With new fiscal year fast approaching, Congress is expected to pass a continuing resolution
By Mary Lee Watts, M.P.H., R.D.
Director, AACR Government Relations
Lawmakers have returned to Washington after an extended August recess, but their minds are still back on the campaign trail. Despite a long list of to-do items, including a slate of fiscal year 2011 spending bills that require action, there is a general reluctance to engage in anything too controversial ahead of the upcoming midterm elections.
One thing for certain is that Congress will have to adopt a strategy to keep government programs and agencies operating into the next fiscal year, which begins Oct. 1. Given that, to date, little progress has been made completing the 12 regular FY2011 spending bills, the expected scenario is that Congress will adopt a stopgap continuing resolution to keep programs operating at existing FY2010 levels until at least mid-November.
The resolution would give Congress more time to pass all of the pending appropriations bills, including the measure containing funding for the National Institutes of Health (NIH) and the National Cancer Institute (NCI).
Earlier this year, both House and Senate appropriations committees cleared bills that would provide the NIH with a $1 billion (3.2 percent) increase, matching the amount requested by President Obama in February. This proposed funding increase is the largest for NIH in eight years. The NCI would receive a 3.2 percent, or $162 million increase, under the House version and a slightly smaller increase of 3 percent, or $153 million, under the current Senate version.
Congressional leaders have indicated that both chambers may adjourn again as soon as Oct. 8 and then return for a “lame duck” session following the Nov. 2 elections, an opportunity for lawmakers to wrap up outstanding items before the curtains close on the 111th Congress.

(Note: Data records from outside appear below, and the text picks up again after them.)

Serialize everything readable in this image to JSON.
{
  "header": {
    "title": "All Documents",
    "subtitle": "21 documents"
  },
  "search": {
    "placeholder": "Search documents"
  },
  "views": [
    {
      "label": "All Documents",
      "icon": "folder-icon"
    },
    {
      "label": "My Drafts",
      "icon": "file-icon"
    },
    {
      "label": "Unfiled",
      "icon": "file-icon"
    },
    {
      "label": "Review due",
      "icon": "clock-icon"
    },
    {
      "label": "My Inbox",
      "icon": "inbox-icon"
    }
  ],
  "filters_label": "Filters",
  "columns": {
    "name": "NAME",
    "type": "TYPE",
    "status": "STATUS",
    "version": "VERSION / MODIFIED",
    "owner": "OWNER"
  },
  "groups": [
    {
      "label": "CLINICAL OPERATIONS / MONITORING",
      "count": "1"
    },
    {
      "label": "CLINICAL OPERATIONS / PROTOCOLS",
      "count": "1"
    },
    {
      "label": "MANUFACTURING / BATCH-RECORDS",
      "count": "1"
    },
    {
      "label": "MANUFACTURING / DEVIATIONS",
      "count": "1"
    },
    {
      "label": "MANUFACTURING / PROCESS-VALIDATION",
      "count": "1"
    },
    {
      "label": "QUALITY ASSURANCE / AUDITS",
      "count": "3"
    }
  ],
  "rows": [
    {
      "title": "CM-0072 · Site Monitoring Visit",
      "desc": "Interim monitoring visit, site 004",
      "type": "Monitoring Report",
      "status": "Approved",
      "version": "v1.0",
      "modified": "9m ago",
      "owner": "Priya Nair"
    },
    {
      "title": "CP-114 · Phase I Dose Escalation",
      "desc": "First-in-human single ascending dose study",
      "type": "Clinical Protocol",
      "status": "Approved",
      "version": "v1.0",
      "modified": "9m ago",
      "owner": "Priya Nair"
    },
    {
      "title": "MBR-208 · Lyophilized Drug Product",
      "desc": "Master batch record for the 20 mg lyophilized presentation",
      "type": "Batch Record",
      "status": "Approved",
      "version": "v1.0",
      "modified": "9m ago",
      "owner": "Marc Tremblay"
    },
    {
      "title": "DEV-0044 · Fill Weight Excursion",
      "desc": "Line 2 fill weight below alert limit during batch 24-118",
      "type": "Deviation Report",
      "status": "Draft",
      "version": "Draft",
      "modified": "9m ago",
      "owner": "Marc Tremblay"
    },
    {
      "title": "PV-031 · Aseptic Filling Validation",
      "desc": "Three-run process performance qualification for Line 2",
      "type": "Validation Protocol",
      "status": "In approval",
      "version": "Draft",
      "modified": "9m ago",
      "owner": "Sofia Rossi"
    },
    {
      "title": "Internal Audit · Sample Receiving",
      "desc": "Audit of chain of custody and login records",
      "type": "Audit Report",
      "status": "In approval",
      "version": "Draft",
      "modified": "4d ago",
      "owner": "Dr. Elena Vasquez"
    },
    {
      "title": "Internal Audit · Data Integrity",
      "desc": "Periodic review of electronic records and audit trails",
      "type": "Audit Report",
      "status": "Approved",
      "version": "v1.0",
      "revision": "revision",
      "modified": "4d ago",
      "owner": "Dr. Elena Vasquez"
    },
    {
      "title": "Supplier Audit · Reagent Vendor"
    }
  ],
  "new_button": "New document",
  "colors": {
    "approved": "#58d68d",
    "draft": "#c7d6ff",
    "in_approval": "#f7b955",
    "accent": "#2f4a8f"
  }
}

Read more from the September edition of the AACR Cancer Policy Monitor: